3 things to know about Brazil’s presidential candidates
SAO PAULO (AP) – Brazil votes Sunday to elect its next president, and the choice could not be more stark.
Far-right congressman Jair Bolsonaro, who is leading the polls, has described a Brazil at war: with criminals, with corrupt politicians, with left-wing ideas and, in some ways, with itself. The former army captain’s official platform promises a “decent government, different from everything that landed us in an ethical, moral and fiscal crisis.”
The success of his campaign caught many by surprise as Bolsonaro tapped into an anti-establishment wave. He focused on cracking down on crime and wooing the business community with a promise to enact liberal economic policies.
Meanwhile, his rival, Fernando Haddad, is seen by many as a stand-in for his mentor and the founder of the Workers’ Party, former President Luiz Inacio Lula da Silva. Once wildly popular, da Silva was barred from running after a corruption conviction. He’s now serving a prison sentence. Haddad is his hand-picked successor, and the former mayor and education minister has strained to distinguish himself as his own man.
He has garnered the support of the party faithful, but a massive corruption scandal has thinned their ranks. And Haddad has struggled to inspire many beyond the base.

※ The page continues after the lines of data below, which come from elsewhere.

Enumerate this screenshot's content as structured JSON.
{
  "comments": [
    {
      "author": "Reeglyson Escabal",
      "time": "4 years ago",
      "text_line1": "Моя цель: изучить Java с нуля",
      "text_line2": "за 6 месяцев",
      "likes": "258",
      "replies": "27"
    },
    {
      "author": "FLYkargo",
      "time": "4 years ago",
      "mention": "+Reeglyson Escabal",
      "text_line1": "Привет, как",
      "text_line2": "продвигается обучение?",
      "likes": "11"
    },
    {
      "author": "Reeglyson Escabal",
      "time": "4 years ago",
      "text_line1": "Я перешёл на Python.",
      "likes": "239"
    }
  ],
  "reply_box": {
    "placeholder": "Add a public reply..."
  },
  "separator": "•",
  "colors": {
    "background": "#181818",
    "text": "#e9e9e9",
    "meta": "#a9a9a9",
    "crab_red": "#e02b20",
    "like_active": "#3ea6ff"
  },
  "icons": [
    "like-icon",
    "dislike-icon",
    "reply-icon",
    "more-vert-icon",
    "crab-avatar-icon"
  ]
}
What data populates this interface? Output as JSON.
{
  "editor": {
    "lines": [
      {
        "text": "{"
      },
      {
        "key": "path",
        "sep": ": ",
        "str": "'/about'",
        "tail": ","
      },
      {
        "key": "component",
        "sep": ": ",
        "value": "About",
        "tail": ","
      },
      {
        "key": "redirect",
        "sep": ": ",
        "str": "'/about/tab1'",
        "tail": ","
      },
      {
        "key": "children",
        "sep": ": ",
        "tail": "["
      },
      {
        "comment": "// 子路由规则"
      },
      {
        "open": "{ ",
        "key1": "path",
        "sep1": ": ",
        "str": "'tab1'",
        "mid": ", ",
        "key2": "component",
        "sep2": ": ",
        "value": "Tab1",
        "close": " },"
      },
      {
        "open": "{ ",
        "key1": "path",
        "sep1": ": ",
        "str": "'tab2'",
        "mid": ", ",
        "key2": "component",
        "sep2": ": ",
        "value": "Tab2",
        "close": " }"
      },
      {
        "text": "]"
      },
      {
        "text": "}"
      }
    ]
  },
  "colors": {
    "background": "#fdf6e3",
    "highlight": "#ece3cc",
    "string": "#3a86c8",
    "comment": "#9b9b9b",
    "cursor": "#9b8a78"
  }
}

Here are three things to know about the candidates and their proposals: